Software Carpentry

Helping scientists make better software since 1997

Archive for August 2008

Bil Lewis Works With Biologists…

…and occasionally finds it frustrating.


Written by Greg Wilson

2008/08/22 at 19:56

Posted in Noticed

Data Provenance Challenge

John’s summary of our discussion about what to teach scientists about reproducible research if they already believe it’s a good thing, and want to start doing it reminded me that I never posted about the Provenance Challenge. It has been run twice so far; each time, authors of tools to track the provenance (or lineage) of scientific data have to implemented some workflows, then answers questions about where data came from, what was done to it, and so on.  The results of the first challenge are described system-by-system in these papers (sorry, but it’s behind a wall — if you google for combinations of the authors’ names, you can find PDF preprints).  This is a very cool research area, and I hope one of my incoming grad students will want to do something with it.

Written by Greg Wilson

2008/08/13 at 09:48

Posted in Community, Content, Noticed

SciFoo, eGY, and Splitting

  1. OpenWetware has posted notes from SciFoo. I’m sorry I missed it; looking forward to “Science in the 21st Century” even more than before.
  2. Those notes pointed me at the Electronic Geophysical Year declaration. I agree in principle, but think that something like the Open Source Initiative’s “certified open” badge would be more useful than UN-ish statements like, “Effort should be made to identify and rescue critical Earth system data and ensure persistent access to them.”
  3. We’re very close to re-launching the Software Carpentry site as a wiki, and I’m wondering if I should move the science-and-computing thread out of this blog into a separate one at that site.  Thoughts?

Written by Greg Wilson

2008/08/11 at 05:03

Posted in Noticed

They’re Breeding Like Rabbits

Cameron Neylon complains about the proliferation of networking sites, aggregators, and what-not for scientists. I think he’s right: none of them will succeed until there’s massive consolidation.  Maybe LinkedIn or someone like that could offer a cheap-but-not-free service customized to scientists’ need on top of its existing infrastructure?

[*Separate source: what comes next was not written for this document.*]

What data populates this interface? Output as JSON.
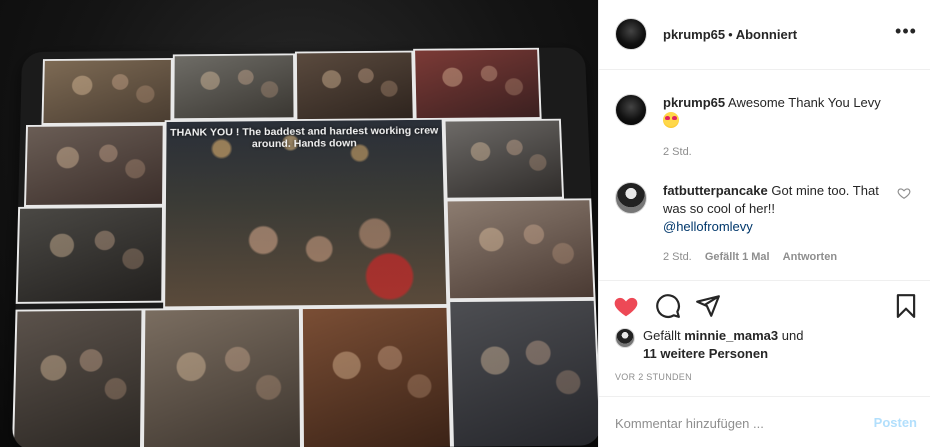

Written by Greg Wilson

2008/08/01 at 13:58

Posted in Opinion